Tectonic + ninja = ♥: reproducible "augmented" document builds

You may not have heard of ninja before. It’s a low-level build tool that fills the same kind of role as the venerable Unix program make. But unlike make, ninja is super fast and well engineered, without the decade’s worth of strange cruft that make has. I can say personally that I now use ninja everywhere that I used to use make; it’s so much nicer!

Here’s the suggested way to tell ninja how to build a PDF from a TeX file using Tectonic. I won’t explain the syntax of this build.ninja file, here but I hope it’s pretty self-explanatory:

rule tectonic
  command = tectonic -c minimal --makefile-rules=$out.d $in
  description = TECTONIC $out
  depfile = $out.d
  deps = gcc

build example.pdf: tectonic example.tex | figure.png

The only tricky parts are:

  • We use -c minimal to make Tectonic be quiet except for warnings and so on
  • We use --makefile-rules to share Tectonic’s knowledge of which files were opened during the build with ninja. This way if you change a support file that’s \input, ninja will know to rerun the build even though you haven’t explicitly mentioned it in build.ninja.

I also have documents where I use a special tool to process LaTeX’s .aux file to construct the .bib file used by BibTeX on-the-fly. You can write Ninja rules that will go from source to final PDF with fully correct rebuilds like so:

rule tectonic_pass_1
  command = tectonic -c minimal --pass=tex --outfmt=aux --hide=$out --makefile-rules=$out.d $in
  description = TECTONIC $out
  depfile = $out.d
  deps = gcc

rule makebib
  command = ./my-makebib-program $in $out
  description = MAKEBIB $out

rule tectonic_pass_2
  command = tectonic -c minimal --pass=bibtex_first --makefile-rules=$out.d $in
  description = TECTONIC $out
  depfile = $out.d
  deps = gcc

build example.aux: tectonic_pass_1 example.tex | figure.png

build example.bib: makebib example.aux

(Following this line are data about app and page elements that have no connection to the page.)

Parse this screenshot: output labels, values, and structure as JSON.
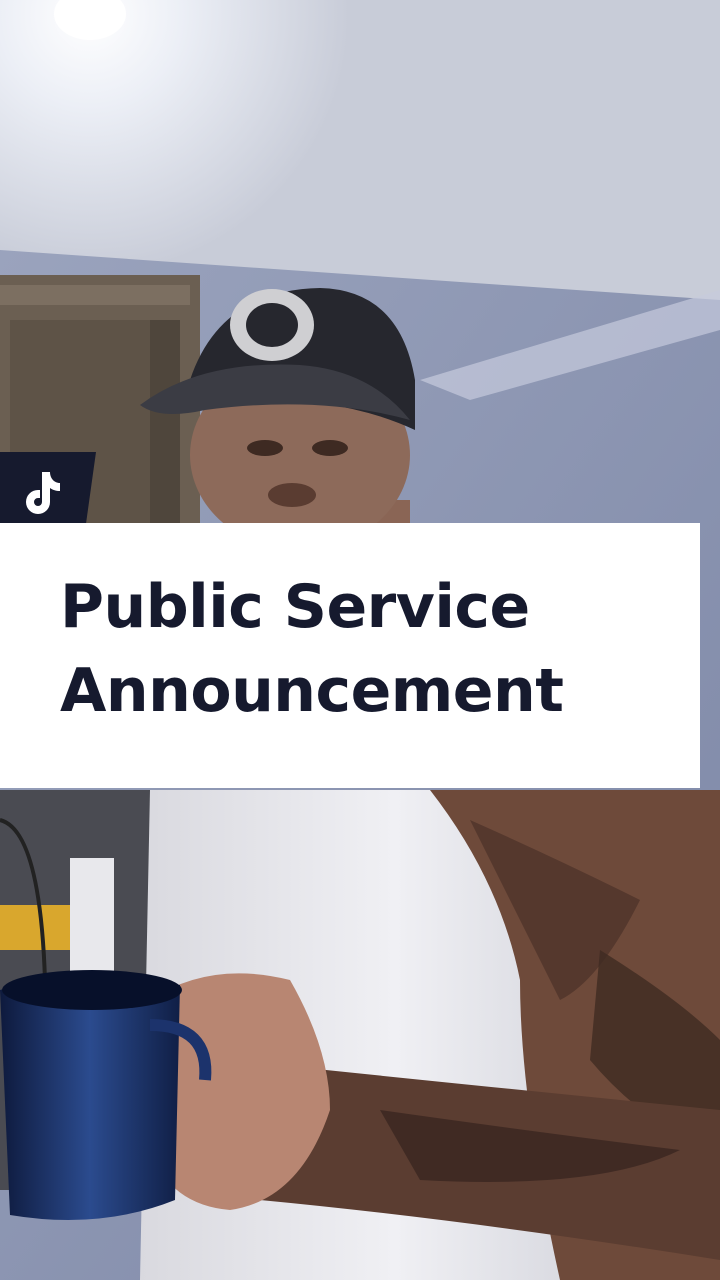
{
  "video": {
    "caption_line_1": "Public Service",
    "caption_line_2": "Announcement"
  },
  "icons": {
    "platform": "tiktok-icon"
  },
  "colors": {
    "caption_background": "#ffffff",
    "caption_text": "#161a2e",
    "badge_background": "#161a2e",
    "badge_icon": "#ffffff"
  }
}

build example.pdf: tectonic_pass_2 example.tex | example.aux example.bib figure.png

This is definitely hairer:

  • The first pass just runs one TeX pass (--pass=tex) and only writes the .aux file output (--outfmt=aux). If the file example.aux exists, Tectonics pretends that it doesn’t (--hide=example.aux) — this is essential to avoid creating a circular dependency when you rebuild the document.
  • Then the makebib tool (not shown here) uses example.aux to make example.bib
  • The second pass starts right off with BibTeX (--pass=bibtex_first) because the needed example.aux and example.bib have been created. It then does whatever needs to be done to finish the compilation.

It may seem a bit messy, but I think it’s really neat to just be able to type ninja and have the full document get built correctly every single time! And, of course, you can integrate the document build into a larger project — for instance, for my scientific papers I have rules that generate all of the figures from my data files.